*Aim of the task*. Pull out each line of the records holding the string "Tarihi".

============================================================

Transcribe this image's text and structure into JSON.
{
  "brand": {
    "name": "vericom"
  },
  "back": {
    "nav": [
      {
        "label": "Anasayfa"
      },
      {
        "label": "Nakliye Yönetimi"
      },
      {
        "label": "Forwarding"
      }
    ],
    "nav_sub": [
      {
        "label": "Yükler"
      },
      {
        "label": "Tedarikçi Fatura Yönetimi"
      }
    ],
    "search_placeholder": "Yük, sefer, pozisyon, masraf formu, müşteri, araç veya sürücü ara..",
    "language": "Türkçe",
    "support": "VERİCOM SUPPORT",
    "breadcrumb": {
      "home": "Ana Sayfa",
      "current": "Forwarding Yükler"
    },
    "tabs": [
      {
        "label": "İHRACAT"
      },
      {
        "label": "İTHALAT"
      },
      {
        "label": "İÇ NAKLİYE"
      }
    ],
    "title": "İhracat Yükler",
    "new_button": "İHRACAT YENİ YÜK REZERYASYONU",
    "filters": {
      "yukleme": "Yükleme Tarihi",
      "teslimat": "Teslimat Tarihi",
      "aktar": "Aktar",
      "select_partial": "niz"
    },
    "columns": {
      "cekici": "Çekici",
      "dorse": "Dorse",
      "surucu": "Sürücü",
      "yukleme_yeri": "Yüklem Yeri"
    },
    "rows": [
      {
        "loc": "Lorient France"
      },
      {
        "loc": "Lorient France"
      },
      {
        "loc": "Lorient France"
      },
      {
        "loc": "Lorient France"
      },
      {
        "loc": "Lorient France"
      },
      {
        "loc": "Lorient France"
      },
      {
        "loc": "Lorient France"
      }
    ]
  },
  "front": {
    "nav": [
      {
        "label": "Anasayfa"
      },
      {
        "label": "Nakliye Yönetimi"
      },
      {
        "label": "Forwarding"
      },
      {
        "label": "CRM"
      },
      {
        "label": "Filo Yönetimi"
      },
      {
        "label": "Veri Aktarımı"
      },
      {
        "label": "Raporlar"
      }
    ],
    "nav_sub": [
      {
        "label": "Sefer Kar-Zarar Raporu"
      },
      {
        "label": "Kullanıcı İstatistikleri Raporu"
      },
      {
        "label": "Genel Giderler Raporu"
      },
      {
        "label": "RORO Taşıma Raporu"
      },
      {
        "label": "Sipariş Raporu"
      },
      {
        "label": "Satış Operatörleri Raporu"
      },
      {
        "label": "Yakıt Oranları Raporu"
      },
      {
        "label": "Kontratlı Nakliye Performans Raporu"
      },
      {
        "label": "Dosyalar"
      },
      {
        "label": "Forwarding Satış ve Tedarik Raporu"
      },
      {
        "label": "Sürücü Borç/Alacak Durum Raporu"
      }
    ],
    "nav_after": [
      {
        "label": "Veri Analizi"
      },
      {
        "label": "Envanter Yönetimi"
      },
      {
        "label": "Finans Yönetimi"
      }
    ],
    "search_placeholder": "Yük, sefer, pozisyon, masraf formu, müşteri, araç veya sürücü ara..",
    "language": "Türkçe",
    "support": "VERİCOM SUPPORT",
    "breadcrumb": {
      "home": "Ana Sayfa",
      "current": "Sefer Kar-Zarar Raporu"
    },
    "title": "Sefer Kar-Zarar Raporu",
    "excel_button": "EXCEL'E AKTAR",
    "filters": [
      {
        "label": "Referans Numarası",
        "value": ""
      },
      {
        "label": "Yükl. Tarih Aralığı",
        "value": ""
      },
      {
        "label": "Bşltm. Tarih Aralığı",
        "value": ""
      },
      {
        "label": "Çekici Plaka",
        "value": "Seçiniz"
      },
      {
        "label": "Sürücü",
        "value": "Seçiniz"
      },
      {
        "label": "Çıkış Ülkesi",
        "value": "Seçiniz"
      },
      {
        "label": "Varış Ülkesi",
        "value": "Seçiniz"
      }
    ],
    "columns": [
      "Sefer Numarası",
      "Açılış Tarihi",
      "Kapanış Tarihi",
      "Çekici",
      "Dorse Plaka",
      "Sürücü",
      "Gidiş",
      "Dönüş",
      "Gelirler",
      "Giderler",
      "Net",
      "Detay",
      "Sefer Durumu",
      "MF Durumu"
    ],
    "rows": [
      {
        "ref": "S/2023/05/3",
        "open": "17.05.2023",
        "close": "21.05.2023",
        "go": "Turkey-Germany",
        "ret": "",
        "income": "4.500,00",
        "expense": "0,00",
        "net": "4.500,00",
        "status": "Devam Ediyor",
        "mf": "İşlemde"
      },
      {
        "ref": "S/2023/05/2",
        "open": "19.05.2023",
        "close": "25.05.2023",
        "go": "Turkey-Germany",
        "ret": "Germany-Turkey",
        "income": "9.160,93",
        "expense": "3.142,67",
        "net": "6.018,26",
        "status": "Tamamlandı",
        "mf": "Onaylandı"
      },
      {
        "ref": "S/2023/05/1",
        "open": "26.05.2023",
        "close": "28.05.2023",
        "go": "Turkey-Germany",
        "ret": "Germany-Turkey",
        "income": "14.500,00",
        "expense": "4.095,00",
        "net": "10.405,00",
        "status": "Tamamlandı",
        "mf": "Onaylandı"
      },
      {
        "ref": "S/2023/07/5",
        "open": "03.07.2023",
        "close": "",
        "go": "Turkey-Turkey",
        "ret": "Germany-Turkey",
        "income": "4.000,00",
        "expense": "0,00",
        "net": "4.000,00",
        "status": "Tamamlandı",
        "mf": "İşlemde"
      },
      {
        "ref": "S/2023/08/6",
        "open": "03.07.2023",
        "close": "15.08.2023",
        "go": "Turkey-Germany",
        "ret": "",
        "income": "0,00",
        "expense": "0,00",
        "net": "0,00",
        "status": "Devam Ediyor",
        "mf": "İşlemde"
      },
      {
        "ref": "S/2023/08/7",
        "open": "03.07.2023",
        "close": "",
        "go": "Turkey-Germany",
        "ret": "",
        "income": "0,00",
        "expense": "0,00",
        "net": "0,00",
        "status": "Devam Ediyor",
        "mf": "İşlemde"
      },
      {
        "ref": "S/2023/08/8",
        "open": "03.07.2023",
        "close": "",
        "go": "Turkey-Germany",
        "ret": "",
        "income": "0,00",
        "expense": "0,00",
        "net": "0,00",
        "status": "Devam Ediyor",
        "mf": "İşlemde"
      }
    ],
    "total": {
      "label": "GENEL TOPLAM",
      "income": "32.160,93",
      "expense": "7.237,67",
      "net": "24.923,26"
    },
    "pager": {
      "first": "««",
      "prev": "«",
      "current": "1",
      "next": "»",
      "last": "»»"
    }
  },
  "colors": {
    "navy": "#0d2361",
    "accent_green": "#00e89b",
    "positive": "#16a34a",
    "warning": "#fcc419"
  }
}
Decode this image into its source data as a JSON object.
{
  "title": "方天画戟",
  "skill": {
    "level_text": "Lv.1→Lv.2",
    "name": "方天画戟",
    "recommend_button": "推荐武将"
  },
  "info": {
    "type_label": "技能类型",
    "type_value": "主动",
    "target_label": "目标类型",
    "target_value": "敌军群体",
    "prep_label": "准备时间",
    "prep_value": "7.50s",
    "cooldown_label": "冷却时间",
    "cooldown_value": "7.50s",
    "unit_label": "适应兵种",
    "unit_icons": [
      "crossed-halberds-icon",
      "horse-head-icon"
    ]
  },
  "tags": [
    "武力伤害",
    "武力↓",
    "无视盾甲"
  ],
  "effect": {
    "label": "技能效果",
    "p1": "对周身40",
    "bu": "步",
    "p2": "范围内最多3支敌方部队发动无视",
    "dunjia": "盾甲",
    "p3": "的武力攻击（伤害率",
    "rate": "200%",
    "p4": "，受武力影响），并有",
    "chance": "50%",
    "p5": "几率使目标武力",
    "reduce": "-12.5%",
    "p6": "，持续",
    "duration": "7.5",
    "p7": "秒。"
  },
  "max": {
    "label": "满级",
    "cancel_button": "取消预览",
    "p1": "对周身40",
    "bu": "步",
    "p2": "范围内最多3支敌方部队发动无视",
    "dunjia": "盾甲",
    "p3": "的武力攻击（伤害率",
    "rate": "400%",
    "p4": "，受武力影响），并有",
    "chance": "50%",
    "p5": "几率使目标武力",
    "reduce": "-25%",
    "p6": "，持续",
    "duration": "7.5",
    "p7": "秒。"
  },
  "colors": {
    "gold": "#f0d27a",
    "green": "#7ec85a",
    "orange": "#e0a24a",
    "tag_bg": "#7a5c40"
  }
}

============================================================

*Written solution*.
      "yukleme": "Yükleme Tarihi",
      "teslimat": "Teslimat Tarihi",
      "Açılış Tarihi",
      "Kapanış Tarihi",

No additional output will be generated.